### AIM OF THE TASK
Go through the entries one line at a time, and gather every line that has the word "this".

### TASK DATA
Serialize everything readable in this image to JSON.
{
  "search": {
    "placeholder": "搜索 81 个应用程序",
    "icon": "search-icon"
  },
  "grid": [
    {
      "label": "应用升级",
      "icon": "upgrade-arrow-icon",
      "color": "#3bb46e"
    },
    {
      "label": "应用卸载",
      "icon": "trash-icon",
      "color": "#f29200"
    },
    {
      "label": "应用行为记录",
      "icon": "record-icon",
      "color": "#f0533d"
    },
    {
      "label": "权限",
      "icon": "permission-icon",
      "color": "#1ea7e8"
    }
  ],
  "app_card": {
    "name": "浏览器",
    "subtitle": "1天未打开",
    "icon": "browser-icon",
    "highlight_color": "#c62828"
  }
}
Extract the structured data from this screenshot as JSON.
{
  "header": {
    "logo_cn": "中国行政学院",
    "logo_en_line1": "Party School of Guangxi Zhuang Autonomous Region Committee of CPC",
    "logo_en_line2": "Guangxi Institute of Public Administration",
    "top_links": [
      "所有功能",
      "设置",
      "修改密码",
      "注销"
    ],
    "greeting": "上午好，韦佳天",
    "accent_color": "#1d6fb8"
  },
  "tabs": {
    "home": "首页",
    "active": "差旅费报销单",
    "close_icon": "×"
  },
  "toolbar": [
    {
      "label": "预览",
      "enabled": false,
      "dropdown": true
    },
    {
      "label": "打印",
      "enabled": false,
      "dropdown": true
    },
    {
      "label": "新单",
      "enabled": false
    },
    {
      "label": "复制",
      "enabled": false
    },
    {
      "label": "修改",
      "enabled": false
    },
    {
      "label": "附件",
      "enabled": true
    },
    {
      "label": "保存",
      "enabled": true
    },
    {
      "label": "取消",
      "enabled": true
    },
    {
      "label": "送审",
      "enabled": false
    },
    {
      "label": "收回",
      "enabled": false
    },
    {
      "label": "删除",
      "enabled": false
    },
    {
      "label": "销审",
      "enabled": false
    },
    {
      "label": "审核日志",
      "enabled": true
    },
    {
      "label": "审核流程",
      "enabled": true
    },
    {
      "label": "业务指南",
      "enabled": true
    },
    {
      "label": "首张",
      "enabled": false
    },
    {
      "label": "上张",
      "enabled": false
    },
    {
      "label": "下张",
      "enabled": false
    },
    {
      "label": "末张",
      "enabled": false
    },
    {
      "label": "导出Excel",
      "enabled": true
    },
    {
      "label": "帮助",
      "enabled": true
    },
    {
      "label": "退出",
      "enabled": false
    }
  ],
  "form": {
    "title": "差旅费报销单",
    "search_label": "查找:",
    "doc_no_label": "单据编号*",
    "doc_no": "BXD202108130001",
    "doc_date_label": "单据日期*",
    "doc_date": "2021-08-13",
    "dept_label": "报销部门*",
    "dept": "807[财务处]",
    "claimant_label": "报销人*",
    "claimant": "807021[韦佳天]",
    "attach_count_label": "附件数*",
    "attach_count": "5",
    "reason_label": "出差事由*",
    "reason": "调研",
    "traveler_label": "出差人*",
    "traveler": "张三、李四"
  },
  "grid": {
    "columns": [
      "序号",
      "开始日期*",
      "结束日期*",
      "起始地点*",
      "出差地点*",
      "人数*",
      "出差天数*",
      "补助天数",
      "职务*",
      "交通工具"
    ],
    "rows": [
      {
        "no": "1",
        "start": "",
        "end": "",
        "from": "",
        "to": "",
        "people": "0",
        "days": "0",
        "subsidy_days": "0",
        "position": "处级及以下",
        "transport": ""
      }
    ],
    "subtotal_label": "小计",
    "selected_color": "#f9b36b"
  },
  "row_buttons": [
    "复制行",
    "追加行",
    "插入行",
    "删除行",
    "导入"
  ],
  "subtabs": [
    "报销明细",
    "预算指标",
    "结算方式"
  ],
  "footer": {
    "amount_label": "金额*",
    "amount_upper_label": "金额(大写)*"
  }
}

### EXERCISE RESPONSE
Serialize everything readable in this image to JSON.
Extract the structured data from this screenshot as JSON.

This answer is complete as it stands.